Traditional Chinese medicine explains acupuncture as a technique for balancing the flow of energy or life force — known as qi or chi (CHEE) — believed to flow through pathways (meridians) in your body. By inserting needles into specific points along these meridians, acupuncture practitioners believe that your energy flow will re-balance.

In contrast, many Western practitioners view the acupuncture points as places to stimulate nerves, muscles and connective tissue. Some believe that this stimulation boosts your body's natural painkillers and increases blood flow.

Cardiac rehabilitation - also called cardiac rehab - is an outpatient program of exercise and education. Cardiac rehabilitation is designed to help you recover from a heart attack, other forms of heart disease or surgery to treat heart disease.

Cardiac rehabilitation is often divided into phases that involve monitored exercise, nutritional counseling, emotional support, and support and education about lifestyle changes to reduce your risks of heart problems. The goals of cardiac rehabilitation are to establish an individualized plan to help you regain strength, to prevent your condition from worsening, to reduce your risk of future heart problems, and to improve your health and quality of life.

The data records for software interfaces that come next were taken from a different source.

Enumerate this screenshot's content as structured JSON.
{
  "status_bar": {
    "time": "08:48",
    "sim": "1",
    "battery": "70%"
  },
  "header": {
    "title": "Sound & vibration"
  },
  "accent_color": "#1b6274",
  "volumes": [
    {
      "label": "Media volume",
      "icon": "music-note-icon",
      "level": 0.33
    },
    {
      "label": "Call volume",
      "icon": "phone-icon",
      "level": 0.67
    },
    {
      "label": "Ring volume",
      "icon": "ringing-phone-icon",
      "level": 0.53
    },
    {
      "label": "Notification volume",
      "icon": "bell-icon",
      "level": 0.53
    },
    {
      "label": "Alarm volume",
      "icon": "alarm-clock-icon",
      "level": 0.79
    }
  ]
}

Cardiac rehabilitation programs increase your chances of survival. Both the American Heart Association and American College of Cardiology recommend cardiac rehabilitation programs.